WORK INSTRUCTION ▸ Throughout the material below, tally the lines containing "data" and give the total with no accompanying text.

RECORDED INFORMATION ▸
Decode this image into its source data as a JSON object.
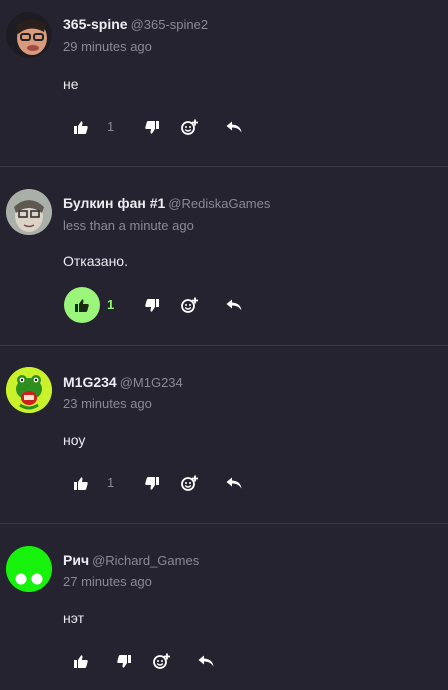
{
  "comments": [
    {
      "name": "365-spine",
      "handle": "@365-spine2",
      "time": "29 minutes ago",
      "text": "не",
      "likes": "1",
      "liked": false,
      "avatar_icon": "photo-avatar-icon"
    },
    {
      "name": "Булкин фан #1",
      "handle": "@RediskaGames",
      "time": "less than a minute ago",
      "text": "Отказано.",
      "likes": "1",
      "liked": true,
      "avatar_icon": "photo-avatar-icon"
    },
    {
      "name": "M1G234",
      "handle": "@M1G234",
      "time": "23 minutes ago",
      "text": "ноу",
      "likes": "1",
      "liked": false,
      "avatar_icon": "frog-avatar-icon"
    },
    {
      "name": "Рич",
      "handle": "@Richard_Games",
      "time": "27 minutes ago",
      "text": "нэт",
      "likes": "",
      "liked": false,
      "avatar_icon": "green-dots-avatar-icon"
    }
  ],
  "colors": {
    "background": "#25232f",
    "accent_green": "#9bf57a",
    "muted": "#8b8996"
  }
}
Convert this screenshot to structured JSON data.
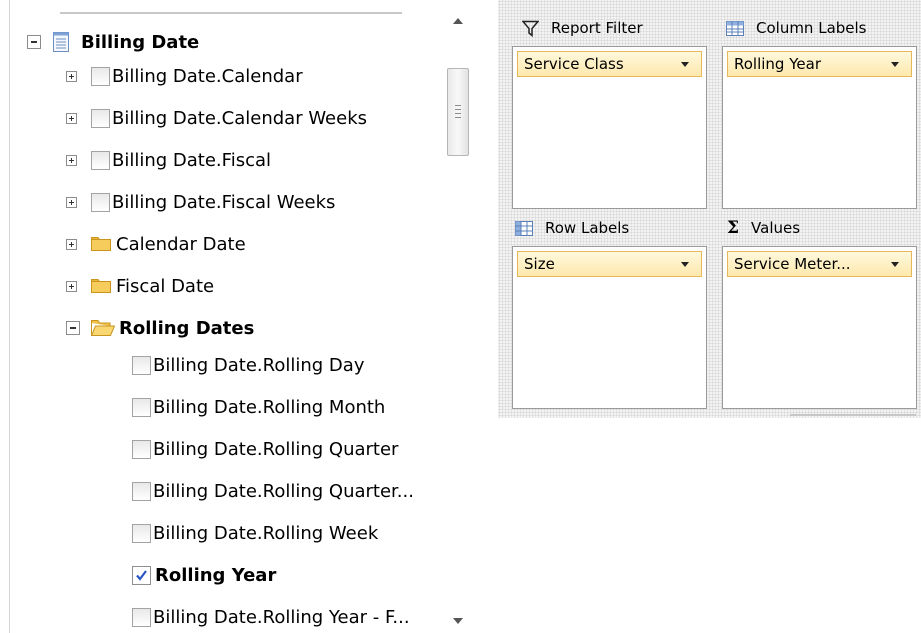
{
  "tree": {
    "root": {
      "label": "Billing Date",
      "icon": "dimension-table-icon"
    },
    "items": [
      {
        "label": "Billing Date.Calendar",
        "type": "hierarchy"
      },
      {
        "label": "Billing Date.Calendar Weeks",
        "type": "hierarchy"
      },
      {
        "label": "Billing Date.Fiscal",
        "type": "hierarchy"
      },
      {
        "label": "Billing Date.Fiscal Weeks",
        "type": "hierarchy"
      },
      {
        "label": "Calendar Date",
        "type": "folder"
      },
      {
        "label": "Fiscal Date",
        "type": "folder"
      }
    ],
    "open_folder": {
      "label": "Rolling Dates",
      "icon": "open-folder-icon"
    },
    "folder_items": [
      {
        "label": "Billing Date.Rolling Day",
        "checked": false
      },
      {
        "label": "Billing Date.Rolling Month",
        "checked": false
      },
      {
        "label": "Billing Date.Rolling Quarter",
        "checked": false
      },
      {
        "label": "Billing Date.Rolling Quarter...",
        "checked": false
      },
      {
        "label": "Billing Date.Rolling Week",
        "checked": false
      },
      {
        "label": "Rolling Year",
        "checked": true
      },
      {
        "label": "Billing Date.Rolling Year - F...",
        "checked": false
      }
    ]
  },
  "areas": {
    "report_filter": {
      "title": "Report Filter",
      "icon": "filter-icon",
      "field": "Service Class"
    },
    "column_labels": {
      "title": "Column Labels",
      "icon": "grid-icon",
      "field": "Rolling Year"
    },
    "row_labels": {
      "title": "Row Labels",
      "icon": "grid-icon",
      "field": "Size"
    },
    "values": {
      "title": "Values",
      "icon": "sigma-icon",
      "field": "Service Meter..."
    }
  },
  "colors": {
    "pill_border": "#e8b75a",
    "pill_fill": "#fde9ad",
    "folder": "#f2c94c"
  }
}
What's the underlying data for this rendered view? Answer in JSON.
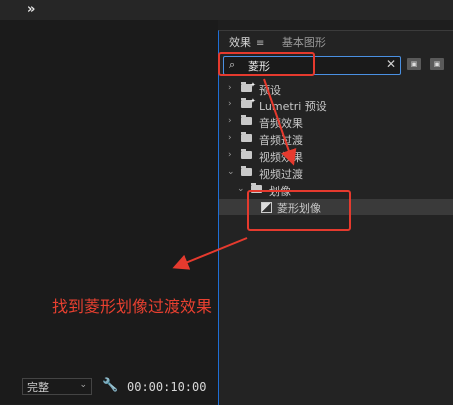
{
  "topbar": {
    "expand_icon": "double-chevron-right-icon",
    "expand_glyph": "»"
  },
  "effects_panel": {
    "tabs": [
      {
        "label": "效果",
        "menu_glyph": "≡"
      },
      {
        "label": "基本图形"
      }
    ],
    "search": {
      "value": "菱形",
      "clear_glyph": "✕"
    },
    "tree": [
      {
        "label": "预设",
        "expanded": false,
        "icon": "folder-star-icon"
      },
      {
        "label": "Lumetri 预设",
        "expanded": false,
        "icon": "folder-star-icon"
      },
      {
        "label": "音频效果",
        "expanded": false,
        "icon": "folder-icon"
      },
      {
        "label": "音频过渡",
        "expanded": false,
        "icon": "folder-icon"
      },
      {
        "label": "视频效果",
        "expanded": false,
        "icon": "folder-icon"
      },
      {
        "label": "视频过渡",
        "expanded": true,
        "icon": "folder-icon"
      },
      {
        "label": "划像",
        "expanded": true,
        "icon": "folder-icon"
      },
      {
        "label": "菱形划像",
        "icon": "transition-effect-icon",
        "selected": true
      }
    ]
  },
  "bottombar": {
    "quality_select": "完整",
    "timecode": "00:00:10:00"
  },
  "annotation": {
    "text": "找到菱形划像过渡效果",
    "color": "#e53a2e"
  },
  "colors": {
    "accent": "#1f6fd6",
    "annotation": "#e53a2e"
  }
}
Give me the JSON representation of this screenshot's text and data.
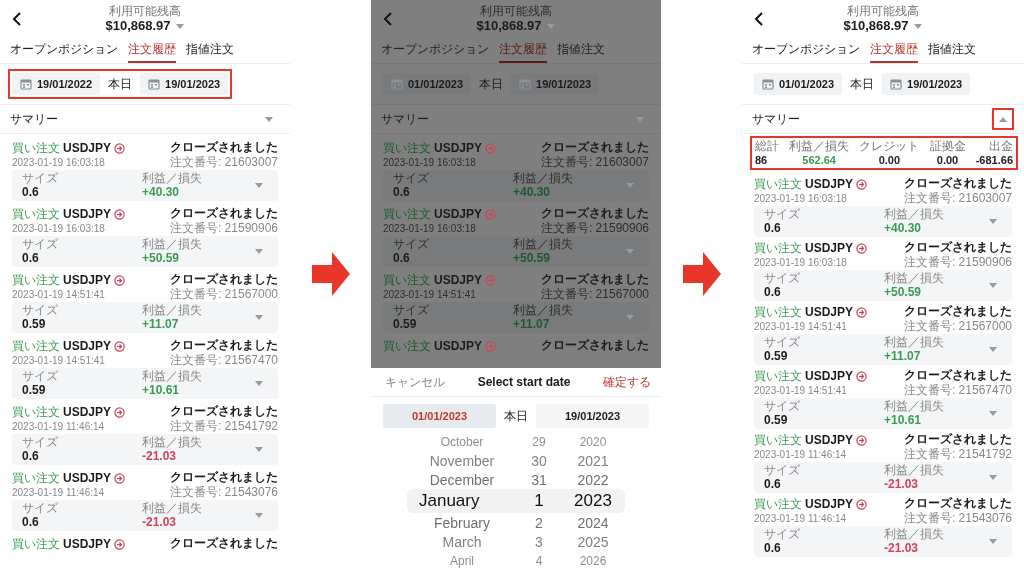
{
  "screens": [
    {
      "dimmed": false,
      "header": {
        "label": "利用可能残高",
        "balance": "$10,868.97"
      },
      "tabs": [
        {
          "label": "オープンポジション",
          "selected": false
        },
        {
          "label": "注文履歴",
          "selected": true
        },
        {
          "label": "指値注文",
          "selected": false
        }
      ],
      "date_range": {
        "start": "19/01/2022",
        "today": "本日",
        "end": "19/01/2023",
        "highlighted": true
      },
      "summary": {
        "label": "サマリー",
        "expanded": false,
        "toggle_highlighted": false
      },
      "orders": [
        {
          "side": "買い注文",
          "symbol": "USDJPY",
          "time": "2023-01-19 16:03:18",
          "status": "クローズされました",
          "order_no": "注文番号: 21603007",
          "size_label": "サイズ",
          "size": "0.6",
          "pl_label": "利益／損失",
          "pl": "+40.30",
          "color": "#3c9a55"
        },
        {
          "side": "買い注文",
          "symbol": "USDJPY",
          "time": "2023-01-19 16:03:18",
          "status": "クローズされました",
          "order_no": "注文番号: 21590906",
          "size_label": "サイズ",
          "size": "0.6",
          "pl_label": "利益／損失",
          "pl": "+50.59",
          "color": "#3c9a55"
        },
        {
          "side": "買い注文",
          "symbol": "USDJPY",
          "time": "2023-01-19 14:51:41",
          "status": "クローズされました",
          "order_no": "注文番号: 21567000",
          "size_label": "サイズ",
          "size": "0.59",
          "pl_label": "利益／損失",
          "pl": "+11.07",
          "color": "#3c9a55"
        },
        {
          "side": "買い注文",
          "symbol": "USDJPY",
          "time": "2023-01-19 14:51:41",
          "status": "クローズされました",
          "order_no": "注文番号: 21567470",
          "size_label": "サイズ",
          "size": "0.59",
          "pl_label": "利益／損失",
          "pl": "+10.61",
          "color": "#3c9a55"
        },
        {
          "side": "買い注文",
          "symbol": "USDJPY",
          "time": "2023-01-19 11:46:14",
          "status": "クローズされました",
          "order_no": "注文番号: 21541792",
          "size_label": "サイズ",
          "size": "0.6",
          "pl_label": "利益／損失",
          "pl": "-21.03",
          "color": "#d0435b"
        },
        {
          "side": "買い注文",
          "symbol": "USDJPY",
          "time": "2023-01-19 11:46:14",
          "status": "クローズされました",
          "order_no": "注文番号: 21543076",
          "size_label": "サイズ",
          "size": "0.6",
          "pl_label": "利益／損失",
          "pl": "-21.03",
          "color": "#d0435b"
        },
        {
          "side": "買い注文",
          "symbol": "USDJPY",
          "status": "クローズされました"
        }
      ]
    },
    {
      "dimmed": true,
      "header": {
        "label": "利用可能残高",
        "balance": "$10,868.97"
      },
      "tabs": [
        {
          "label": "オープンポジション",
          "selected": false
        },
        {
          "label": "注文履歴",
          "selected": true
        },
        {
          "label": "指値注文",
          "selected": false
        }
      ],
      "date_range": {
        "start": "01/01/2023",
        "today": "本日",
        "end": "19/01/2023",
        "highlighted": false
      },
      "summary": {
        "label": "サマリー",
        "expanded": false,
        "toggle_highlighted": false
      },
      "orders": [
        {
          "side": "買い注文",
          "symbol": "USDJPY",
          "time": "2023-01-19 16:03:18",
          "status": "クローズされました",
          "order_no": "注文番号: 21603007",
          "size_label": "サイズ",
          "size": "0.6",
          "pl_label": "利益／損失",
          "pl": "+40.30",
          "color": "#1e5a2e"
        },
        {
          "side": "買い注文",
          "symbol": "USDJPY",
          "time": "2023-01-19 16:03:18",
          "status": "クローズされました",
          "order_no": "注文番号: 21590906",
          "size_label": "サイズ",
          "size": "0.6",
          "pl_label": "利益／損失",
          "pl": "+50.59",
          "color": "#1e5a2e"
        },
        {
          "side": "買い注文",
          "symbol": "USDJPY",
          "time": "2023-01-19 14:51:41",
          "status": "クローズされました",
          "order_no": "注文番号: 21567000",
          "size_label": "サイズ",
          "size": "0.59",
          "pl_label": "利益／損失",
          "pl": "+11.07",
          "color": "#1e5a2e"
        },
        {
          "side": "買い注文",
          "symbol": "USDJPY",
          "status": "クローズされました"
        }
      ],
      "date_picker": {
        "cancel": "キャンセル",
        "title": "Select start date",
        "confirm": "確定する",
        "start": {
          "label": "01/01/2023",
          "selected": true
        },
        "today": "本日",
        "end": {
          "label": "19/01/2023",
          "selected": false
        },
        "rows": [
          {
            "month": "October",
            "day": "29",
            "year": "2020",
            "selected": false
          },
          {
            "month": "November",
            "day": "30",
            "year": "2021",
            "selected": false
          },
          {
            "month": "December",
            "day": "31",
            "year": "2022",
            "selected": false
          },
          {
            "month": "January",
            "day": "1",
            "year": "2023",
            "selected": true
          },
          {
            "month": "February",
            "day": "2",
            "year": "2024",
            "selected": false
          },
          {
            "month": "March",
            "day": "3",
            "year": "2025",
            "selected": false
          },
          {
            "month": "April",
            "day": "4",
            "year": "2026",
            "selected": false
          }
        ]
      }
    },
    {
      "dimmed": false,
      "header": {
        "label": "利用可能残高",
        "balance": "$10,868.97"
      },
      "tabs": [
        {
          "label": "オープンポジション",
          "selected": false
        },
        {
          "label": "注文履歴",
          "selected": true
        },
        {
          "label": "指値注文",
          "selected": false
        }
      ],
      "date_range": {
        "start": "01/01/2023",
        "today": "本日",
        "end": "19/01/2023",
        "highlighted": false
      },
      "summary": {
        "label": "サマリー",
        "expanded": true,
        "toggle_highlighted": true,
        "stats_highlighted": true,
        "stats": [
          {
            "label": "総計",
            "value": "86",
            "color": "#222222"
          },
          {
            "label": "利益／損失",
            "value": "562.64",
            "color": "#3c9a55"
          },
          {
            "label": "クレジット",
            "value": "0.00",
            "color": "#222222"
          },
          {
            "label": "証拠金",
            "value": "0.00",
            "color": "#222222"
          },
          {
            "label": "出金",
            "value": "-681.66",
            "color": "#222222"
          }
        ]
      },
      "orders": [
        {
          "side": "買い注文",
          "symbol": "USDJPY",
          "time": "2023-01-19 16:03:18",
          "status": "クローズされました",
          "order_no": "注文番号: 21603007",
          "size_label": "サイズ",
          "size": "0.6",
          "pl_label": "利益／損失",
          "pl": "+40.30",
          "color": "#3c9a55"
        },
        {
          "side": "買い注文",
          "symbol": "USDJPY",
          "time": "2023-01-19 16:03:18",
          "status": "クローズされました",
          "order_no": "注文番号: 21590906",
          "size_label": "サイズ",
          "size": "0.6",
          "pl_label": "利益／損失",
          "pl": "+50.59",
          "color": "#3c9a55"
        },
        {
          "side": "買い注文",
          "symbol": "USDJPY",
          "time": "2023-01-19 14:51:41",
          "status": "クローズされました",
          "order_no": "注文番号: 21567000",
          "size_label": "サイズ",
          "size": "0.59",
          "pl_label": "利益／損失",
          "pl": "+11.07",
          "color": "#3c9a55"
        },
        {
          "side": "買い注文",
          "symbol": "USDJPY",
          "time": "2023-01-19 14:51:41",
          "status": "クローズされました",
          "order_no": "注文番号: 21567470",
          "size_label": "サイズ",
          "size": "0.59",
          "pl_label": "利益／損失",
          "pl": "+10.61",
          "color": "#3c9a55"
        },
        {
          "side": "買い注文",
          "symbol": "USDJPY",
          "time": "2023-01-19 11:46:14",
          "status": "クローズされました",
          "order_no": "注文番号: 21541792",
          "size_label": "サイズ",
          "size": "0.6",
          "pl_label": "利益／損失",
          "pl": "-21.03",
          "color": "#d0435b"
        },
        {
          "side": "買い注文",
          "symbol": "USDJPY",
          "time": "2023-01-19 11:46:14",
          "status": "クローズされました",
          "order_no": "注文番号: 21543076",
          "size_label": "サイズ",
          "size": "0.6",
          "pl_label": "利益／損失",
          "pl": "-21.03",
          "color": "#d0435b"
        }
      ]
    }
  ]
}
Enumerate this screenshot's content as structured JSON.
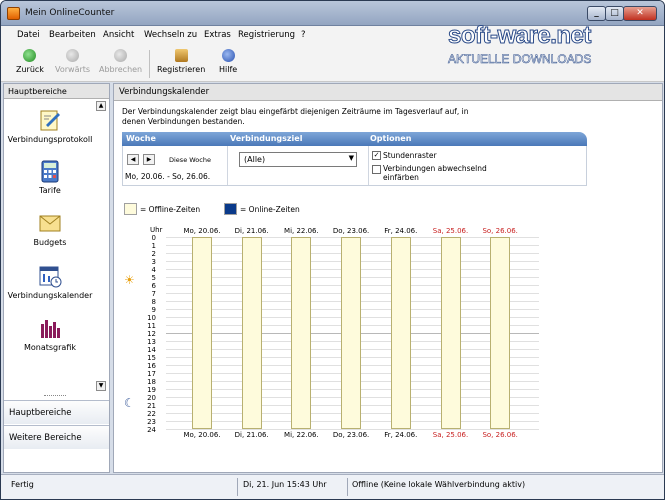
{
  "window": {
    "title": "Mein OnlineCounter"
  },
  "menu": [
    "Datei",
    "Bearbeiten",
    "Ansicht",
    "Wechseln zu",
    "Extras",
    "Registrierung",
    "?"
  ],
  "toolbar": {
    "back": "Zurück",
    "forward": "Vorwärts",
    "cancel": "Abbrechen",
    "register": "Registrieren",
    "help": "Hilfe"
  },
  "watermark": {
    "line1": "soft-ware.net",
    "line2": "AKTUELLE DOWNLOADS"
  },
  "sidebar": {
    "header": "Hauptbereiche",
    "items": [
      "Verbindungsprotokoll",
      "Tarife",
      "Budgets",
      "Verbindungskalender",
      "Monatsgrafik"
    ],
    "sections": [
      "Hauptbereiche",
      "Weitere Bereiche"
    ]
  },
  "main": {
    "title": "Verbindungskalender",
    "description": "Der Verbindungskalender zeigt blau eingefärbt diejenigen Zeiträume im Tagesverlauf auf, in denen Verbindungen bestanden.",
    "filters": {
      "woche_label": "Woche",
      "verbindungsziel_label": "Verbindungsziel",
      "optionen_label": "Optionen",
      "this_week": "Diese Woche",
      "date_range": "Mo, 20.06. - So, 26.06.",
      "target_value": "(Alle)",
      "option1": "Stundenraster",
      "option1_checked": true,
      "option2": "Verbindungen abwechselnd einfärben",
      "option2_checked": false
    },
    "legend": {
      "offline": "= Offline-Zeiten",
      "online": "= Online-Zeiten",
      "offline_color": "#fefbdc",
      "online_color": "#0a3a8a"
    },
    "calendar": {
      "unit_label": "Uhr",
      "hours": [
        "0",
        "1",
        "2",
        "3",
        "4",
        "5",
        "6",
        "7",
        "8",
        "9",
        "10",
        "11",
        "12",
        "13",
        "14",
        "15",
        "16",
        "17",
        "18",
        "19",
        "20",
        "21",
        "22",
        "23",
        "24"
      ],
      "days": [
        {
          "label": "Mo, 20.06.",
          "weekend": false
        },
        {
          "label": "Di, 21.06.",
          "weekend": false
        },
        {
          "label": "Mi, 22.06.",
          "weekend": false
        },
        {
          "label": "Do, 23.06.",
          "weekend": false
        },
        {
          "label": "Fr, 24.06.",
          "weekend": false
        },
        {
          "label": "Sa, 25.06.",
          "weekend": true
        },
        {
          "label": "So, 26.06.",
          "weekend": true
        }
      ]
    }
  },
  "status": {
    "left": "Fertig",
    "datetime": "Di, 21. Jun  15:43 Uhr",
    "connection": "Offline (Keine lokale Wählverbindung aktiv)"
  }
}
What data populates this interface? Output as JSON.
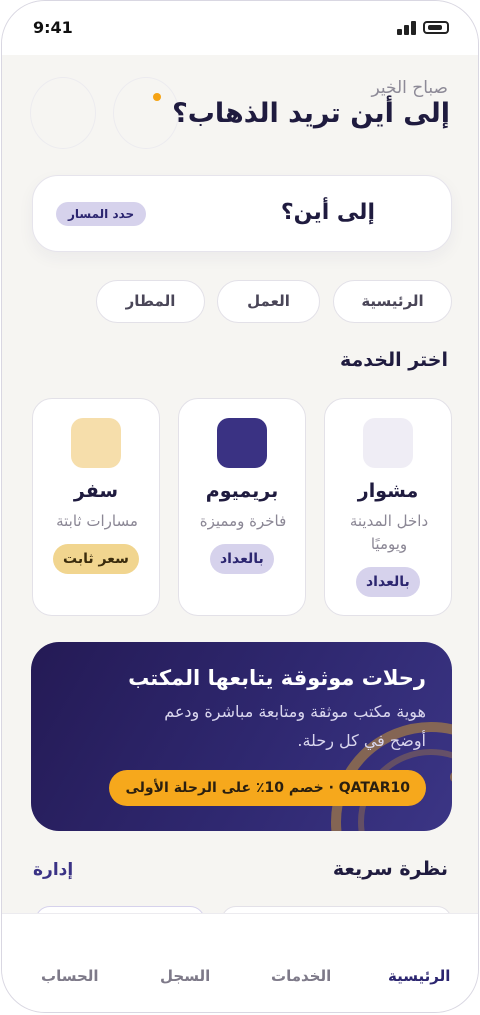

PROBLEM SOLUTION ▸ 5